The Compiler has endeavoured to avoid anything sectarian, or contrary to the spirit of that sublime and sacred volume which contains the truest and grandest of all poetry; and whilst the selection will be found a comprehensive one, many of the poems have been chosen in the hope and prayer that they may prove not only a source of recreation and interest, but also of comfort and help to not a few. They are intended to be as the title suggests —
ECHOES FROM THE HEART. Among the authors and publishers, whose kindness and courtesy the Compiler is anxious to acknowledge, are, Dr Bonar, Archbishop Trench, Miss Havergal, Dean Pakenham Walsh, Mrs Henry Faussett (Alessie Bond), Mrs Alexander, and Dr M. Whittemore (Editor of “ Golden Hours "); Messrs Nelson, of Edinburgh, proprietors of “Hymns from the Land of Luther ;” Messrs Sampson Low, Marston, Searle, & Rivington, by whose permission extracts have been taken from “The Changed Cross;" for the insertion of Mrs Alexander's beautiful poem, entitled “ The Burial of Moses," leave was obtained from the author and her publisher, Mr Masters, to whom the copyright jointly belongs; “Words,” by Anna Shipton, from Messrs Morgan & Scott; “The Day is at Hand,” by the late Charlotte Elliott, is taken from the “Sunday at Home” for 1873, by special permission of the Editor.

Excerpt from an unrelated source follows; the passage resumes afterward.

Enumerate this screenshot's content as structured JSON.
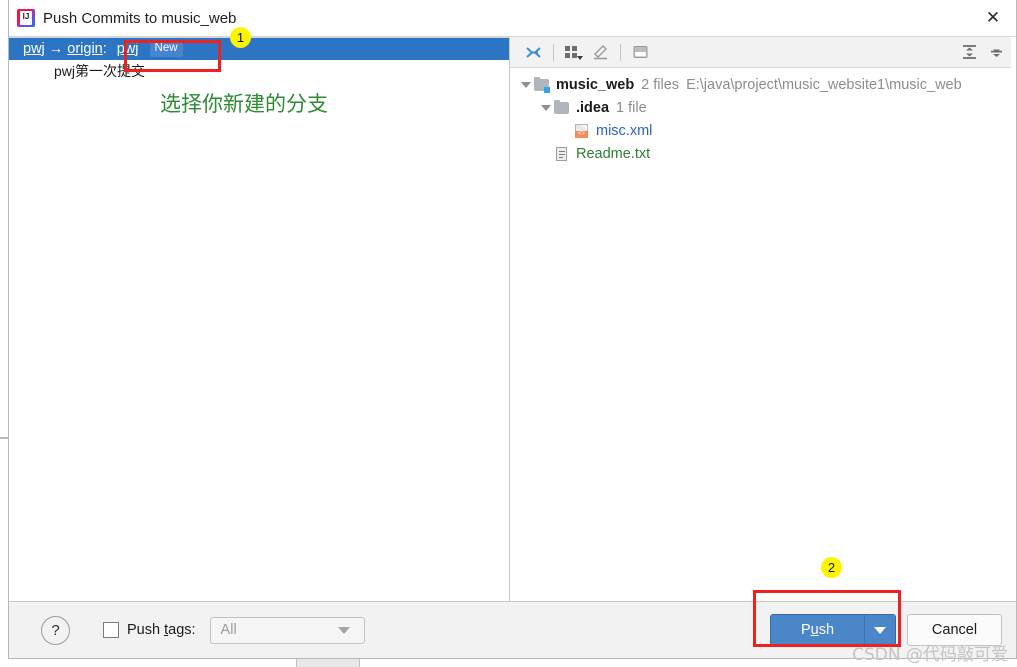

The Compiler has reluctantly inserted a few of her own pieces by request.